  • Powerstar, one of the only adventures to ever be released on a cartridge.
  • Something written with the TI-99/4a adventure module.
  • The SoftSide Adventure of the Month series.
  • At least one game from each of the major (and minor) 8-bit and 16-bit platforms.
  • At least one game from each of the major authoring systems (AGT, Adrift, Alan, Hugo, Inform 5, Inform 6, Inform 7, Quest, TADS, Adventuron etc.)
  • Games from the first ever competitions, such as those in The Rainbow book of adventures.
  • Something from Magnetic Scrolls.
  • Examples of foreign language games in French, German, Italian, Spanish and so on.

The survey should include text only games and games illustrated by character graphics, bit-mapped graphics and vector graphics.

It should also include some of the dogs, not just the ‘best’ games, as they were just as important to the history, development and improvement of the genre, not to mention the nostalgia.

It all boils down to how many games you want to include.


Thanks for fully engaging with the question! I am not sure how many games would be included. I’m assuming that walkthroughs would be provided, since the emphasis would be on understanding the texts of the game and the features that make them unique. I think an instructor would try to cover however much would be feasible in a typical university semester.

The reason that Americans emphasize American games (and most of all Infocom) is because the sales of Infocom games set them apart. They were not just a gaming phenomenon but a pop culture phenomenon. For a period, they were likely the most successful game publisher in America, and one of the most successful software publishers generally.

Obviously, the games from outside America are important. It’s just that the influence of Infocom over here is impossible to ignore.

This is a great list! I know very few of them. Some UK listeners of my podcast have written in with suggestions for games written outside of the US. I plan to play a few of them after my Infocom project is over. I’ll consider your recommendations as well.

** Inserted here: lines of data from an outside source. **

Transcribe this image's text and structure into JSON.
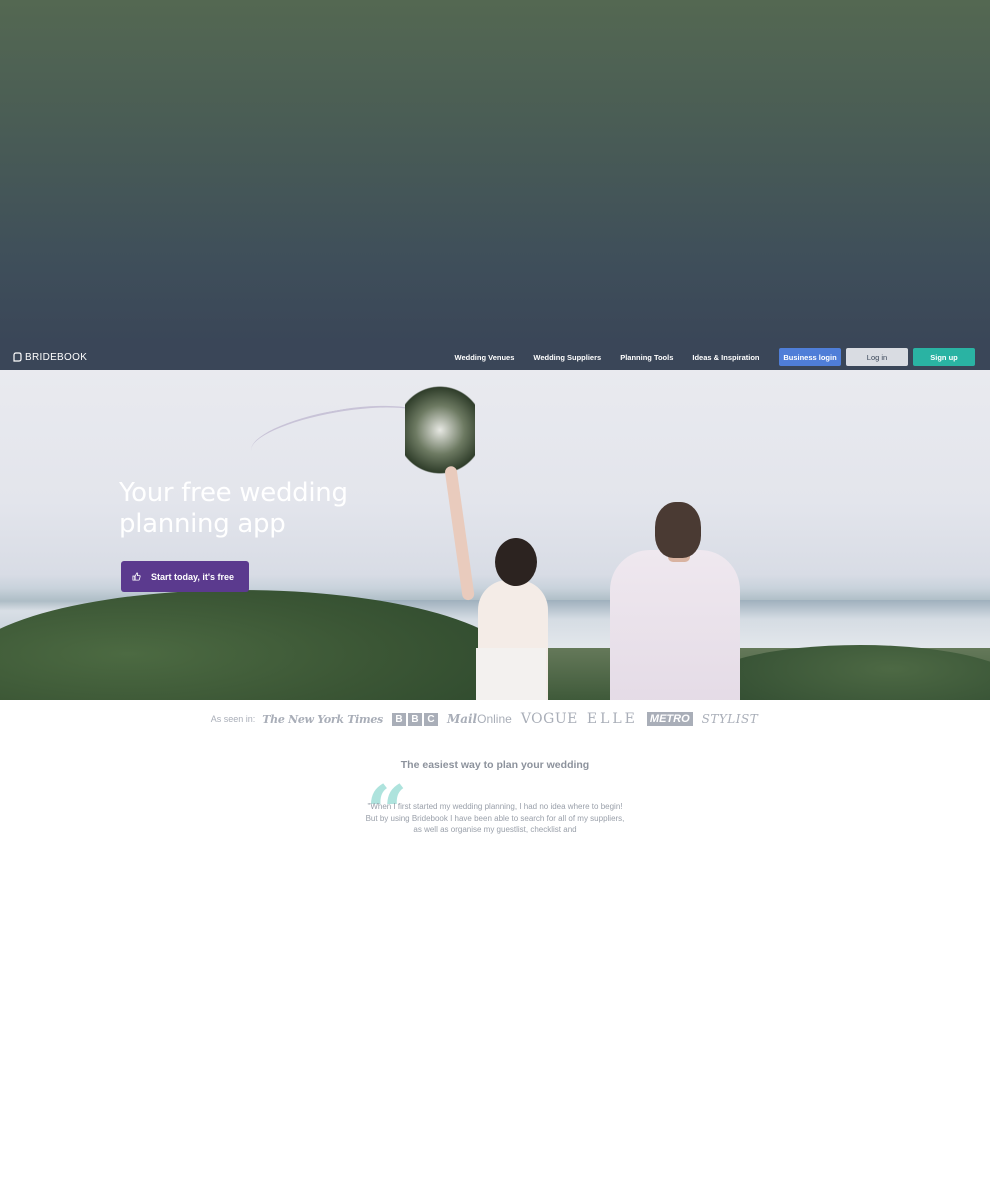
{
  "nav": {
    "logo_text": "BRIDEBOOK",
    "links": [
      "Wedding Venues",
      "Wedding Suppliers",
      "Planning Tools",
      "Ideas & Inspiration"
    ],
    "business_login": "Business login",
    "log_in": "Log in",
    "sign_up": "Sign up"
  },
  "hero": {
    "title_line1": "Your free wedding",
    "title_line2": "planning app",
    "cta_label": "Start today, it's free"
  },
  "press": {
    "label": "As seen in:",
    "nyt": "The New York Times",
    "bbc": [
      "B",
      "B",
      "C"
    ],
    "mail_bold": "Mail",
    "mail_rest": "Online",
    "vogue": "VOGUE",
    "elle": "ELLE",
    "metro": "METRO",
    "stylist": "STYLIST"
  },
  "testimonial": {
    "section_title": "The easiest way to plan your wedding",
    "quote": "\"When I first started my wedding planning, I had no idea where to begin! But by using Bridebook I have been able to search for all of my suppliers, as well as organise my guestlist, checklist and"
  },
  "colors": {
    "navbar": "#3a4658",
    "business_login": "#4f7ed8",
    "sign_up": "#2ab3a3",
    "cta": "#5b3a8e",
    "quote_mark": "#aee3dd"
  }
}
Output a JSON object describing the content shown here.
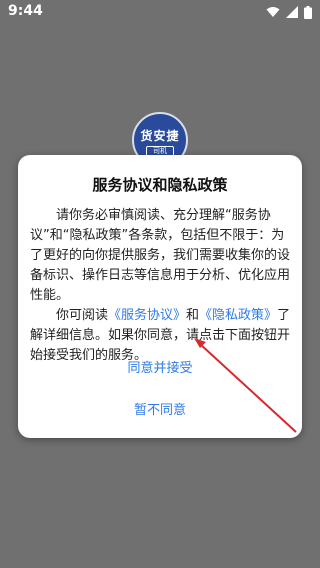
{
  "status_bar": {
    "time": "9:44"
  },
  "logo": {
    "line1": "货安捷",
    "line2": "司机"
  },
  "dialog": {
    "title": "服务协议和隐私政策",
    "p1": "请你务必审慎阅读、充分理解“服务协议”和“隐私政策”各条款，包括但不限于：为了更好的向你提供服务，我们需要收集你的设备标识、操作日志等信息用于分析、优化应用性能。",
    "p2_prefix": "你可阅读",
    "link_service": "《服务协议》",
    "p2_and": "和",
    "link_privacy": "《隐私政策》",
    "p2_suffix": "了解详细信息。如果你同意，请点击下面按钮开始接受我们的服务。",
    "accept_label": "同意并接受",
    "decline_label": "暂不同意"
  },
  "colors": {
    "accent": "#2e7be6",
    "overlay": "#707070",
    "arrow": "#d8292f"
  }
}
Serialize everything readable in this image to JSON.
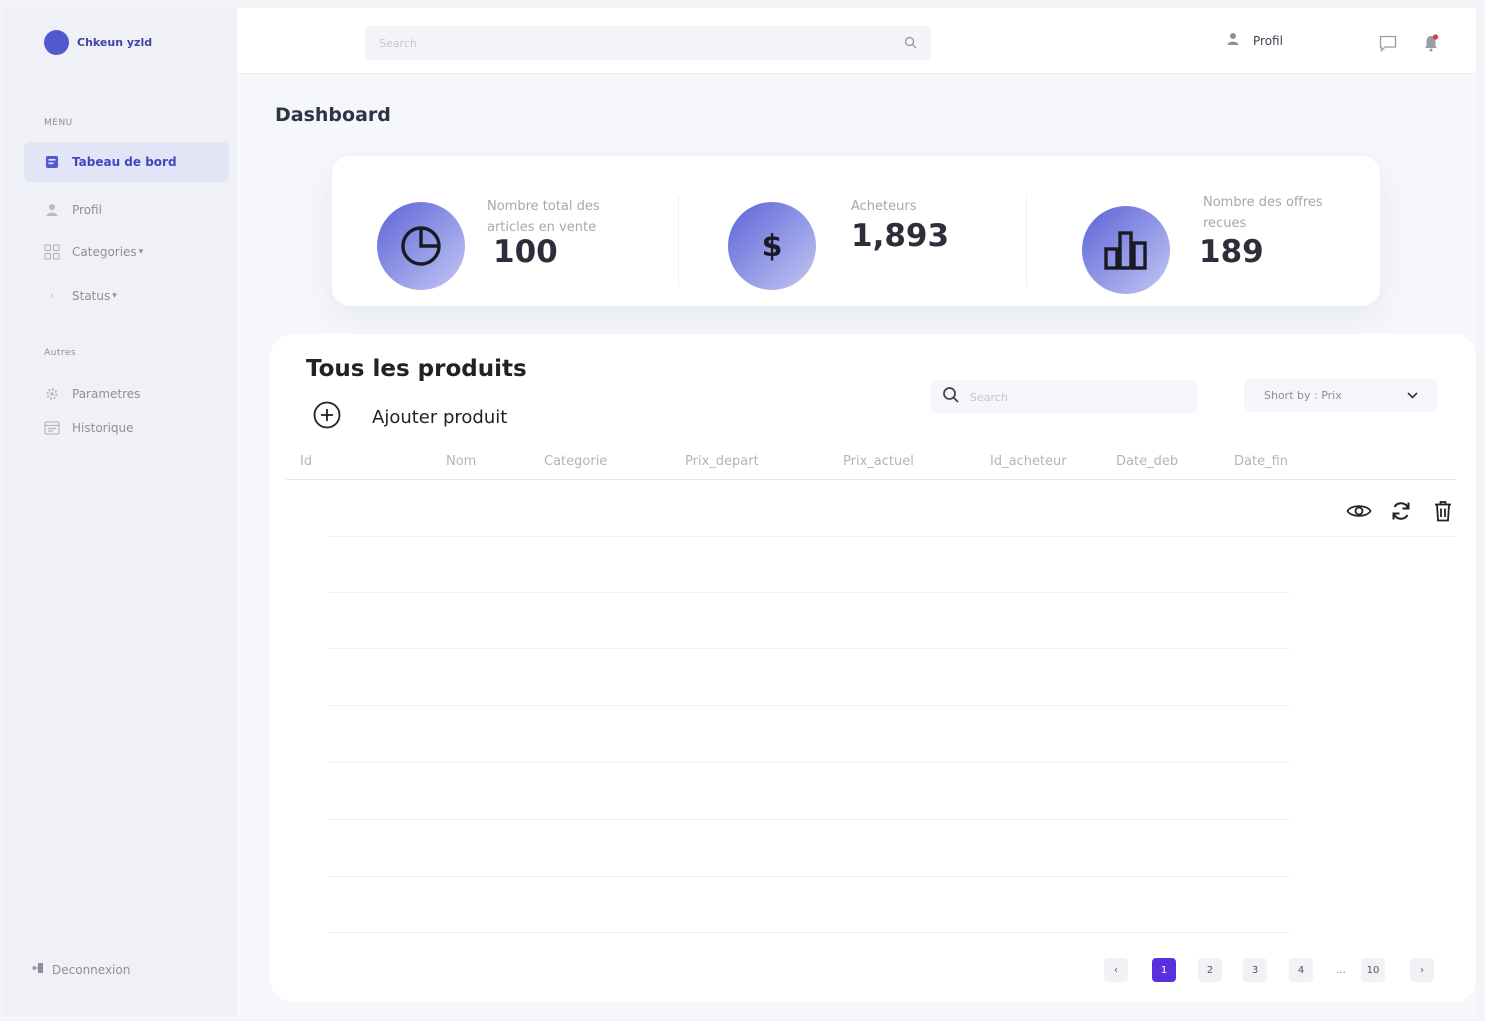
{
  "brand": {
    "name": "Chkeun yzld"
  },
  "sidebar": {
    "menu_title": "MENU",
    "items": [
      {
        "label": "Tabeau de bord",
        "icon": "dashboard-icon",
        "active": true
      },
      {
        "label": "Profil",
        "icon": "user-icon",
        "active": false
      },
      {
        "label": "Categories",
        "icon": "grid-icon",
        "active": false
      },
      {
        "label": "Status",
        "icon": "chevron-right-icon",
        "active": false
      }
    ],
    "other_title": "Autres",
    "other_items": [
      {
        "label": "Parametres",
        "icon": "gear-icon"
      },
      {
        "label": "Historique",
        "icon": "history-icon"
      }
    ],
    "logout_label": "Deconnexion"
  },
  "topbar": {
    "search_placeholder": "Search",
    "profile_label": "Profil"
  },
  "page": {
    "title": "Dashboard"
  },
  "stats": [
    {
      "label": "Nombre total des articles en vente",
      "value": "100",
      "icon": "pie-chart-icon"
    },
    {
      "label": "Acheteurs",
      "value": "1,893",
      "icon": "dollar-icon"
    },
    {
      "label": "Nombre des offres recues",
      "value": "189",
      "icon": "bar-chart-icon"
    }
  ],
  "products": {
    "title": "Tous les produits",
    "add_label": "Ajouter produit",
    "search_placeholder": "Search",
    "sort_label": "Short by : Prix",
    "columns": [
      "Id",
      "Nom",
      "Categorie",
      "Prix_depart",
      "Prix_actuel",
      "Id_acheteur",
      "Date_deb",
      "Date_fin"
    ]
  },
  "pagination": {
    "prev": "‹",
    "pages": [
      "1",
      "2",
      "3",
      "4"
    ],
    "ellipsis": "...",
    "last": "10",
    "next": "›",
    "current": "1"
  },
  "colors": {
    "accent": "#5159cf",
    "active_page": "#5a2fe0",
    "notification": "#e53935"
  }
}
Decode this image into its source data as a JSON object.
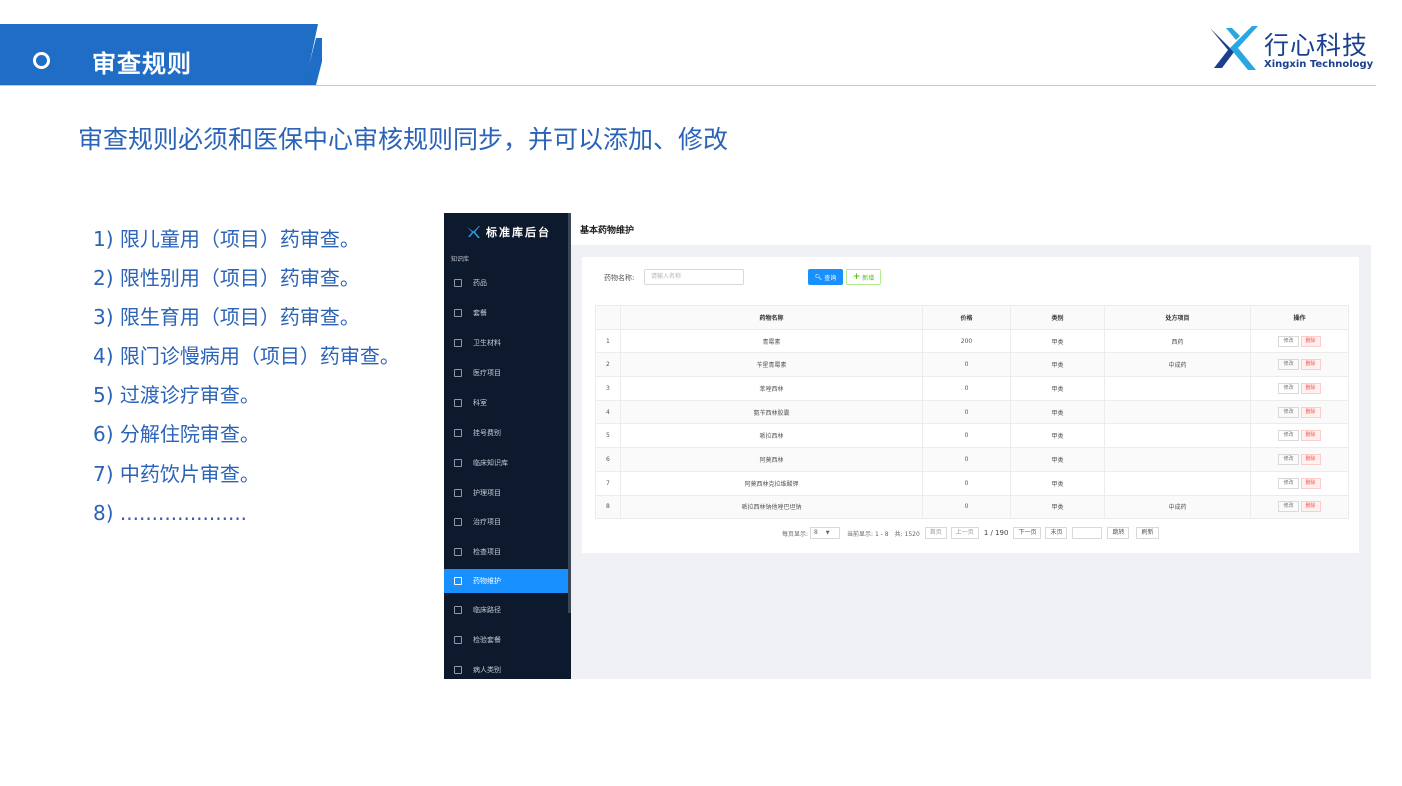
{
  "slide": {
    "title": "审查规则",
    "subtitle": "审查规则必须和医保中心审核规则同步，并可以添加、修改",
    "rules": [
      "1) 限儿童用（项目）药审查。",
      "2) 限性别用（项目）药审查。",
      "3) 限生育用（项目）药审查。",
      "4) 限门诊慢病用（项目）药审查。",
      "5) 过渡诊疗审查。",
      "6) 分解住院审查。",
      "7) 中药饮片审查。",
      "8) ...................."
    ],
    "colors": {
      "brand_blue": "#1f6dc4",
      "text_blue": "#2b63b8",
      "logo_navy": "#1b3f8f"
    }
  },
  "logo": {
    "name": "行心科技",
    "sub": "Xingxin Technology"
  },
  "app": {
    "brand": "标准库后台",
    "group_label": "知识库",
    "sidebar": [
      {
        "label": "药品",
        "icon": "link-icon"
      },
      {
        "label": "套餐",
        "icon": "grid-icon"
      },
      {
        "label": "卫生材料",
        "icon": "box-icon"
      },
      {
        "label": "医疗项目",
        "icon": "medical-icon"
      },
      {
        "label": "科室",
        "icon": "building-icon"
      },
      {
        "label": "挂号费别",
        "icon": "ticket-icon"
      },
      {
        "label": "临床知识库",
        "icon": "book-icon"
      },
      {
        "label": "护理项目",
        "icon": "puzzle-icon"
      },
      {
        "label": "治疗项目",
        "icon": "clipboard-icon"
      },
      {
        "label": "检查项目",
        "icon": "puzzle-icon"
      },
      {
        "label": "药物维护",
        "icon": "puzzle-icon",
        "active": true
      },
      {
        "label": "临床路径",
        "icon": "path-icon"
      },
      {
        "label": "检验套餐",
        "icon": "flask-icon"
      },
      {
        "label": "病人类别",
        "icon": "user-icon"
      }
    ],
    "page_title": "基本药物维护",
    "search": {
      "label": "药物名称:",
      "placeholder": "请输入名称"
    },
    "buttons": {
      "query": "查询",
      "add": "新增"
    },
    "table": {
      "headers": [
        "",
        "药物名称",
        "价格",
        "类别",
        "处方项目",
        "操作"
      ],
      "rows": [
        {
          "idx": "1",
          "name": "青霉素",
          "price": "200",
          "category": "甲类",
          "rx": "西药"
        },
        {
          "idx": "2",
          "name": "苄星青霉素",
          "price": "0",
          "category": "甲类",
          "rx": "中成药"
        },
        {
          "idx": "3",
          "name": "苯唑西林",
          "price": "0",
          "category": "甲类",
          "rx": ""
        },
        {
          "idx": "4",
          "name": "氨苄西林胶囊",
          "price": "0",
          "category": "甲类",
          "rx": ""
        },
        {
          "idx": "5",
          "name": "哌拉西林",
          "price": "0",
          "category": "甲类",
          "rx": ""
        },
        {
          "idx": "6",
          "name": "阿莫西林",
          "price": "0",
          "category": "甲类",
          "rx": ""
        },
        {
          "idx": "7",
          "name": "阿莫西林克拉维酸钾",
          "price": "0",
          "category": "甲类",
          "rx": ""
        },
        {
          "idx": "8",
          "name": "哌拉西林钠他唑巴坦钠",
          "price": "0",
          "category": "甲类",
          "rx": "中成药"
        }
      ],
      "edit_label": "修改",
      "delete_label": "删除"
    },
    "pager": {
      "per_page_label": "每页显示:",
      "per_page": "8",
      "current": "当前显示: 1 - 8",
      "total": "共: 1520",
      "first": "首页",
      "prev": "上一页",
      "page_info": "1 / 190",
      "next": "下一页",
      "last": "末页",
      "go": "跳转",
      "refresh": "刷新"
    }
  }
}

I completely agree about “dogs.” I think that the class would ultimately be about legacy rather than quality (though many games will demonstrate both, of course!).


Here’s an IFDB list I made a while ago with the games I think are “historically important” or interesting for authors. Like Garry, I also have a specific niche, which is the Infocom, XYZZY award, and IFComp groups.

If I had to include some more out there stuff, I’d say the Unnkulia games (played a major role between Infocom and Inform in the communities that engaged with both, but aren’t my favorite). Scott Adams really should be on that list.


Thanks for this list. It’s enjoyable to read, and the comments explain everything. They even make sense to me, and my post-Infocom knowledge is quite spotty!

I’m surprised that I’d forgotten about Slouching Towards Bedlam. I remember liking it very much.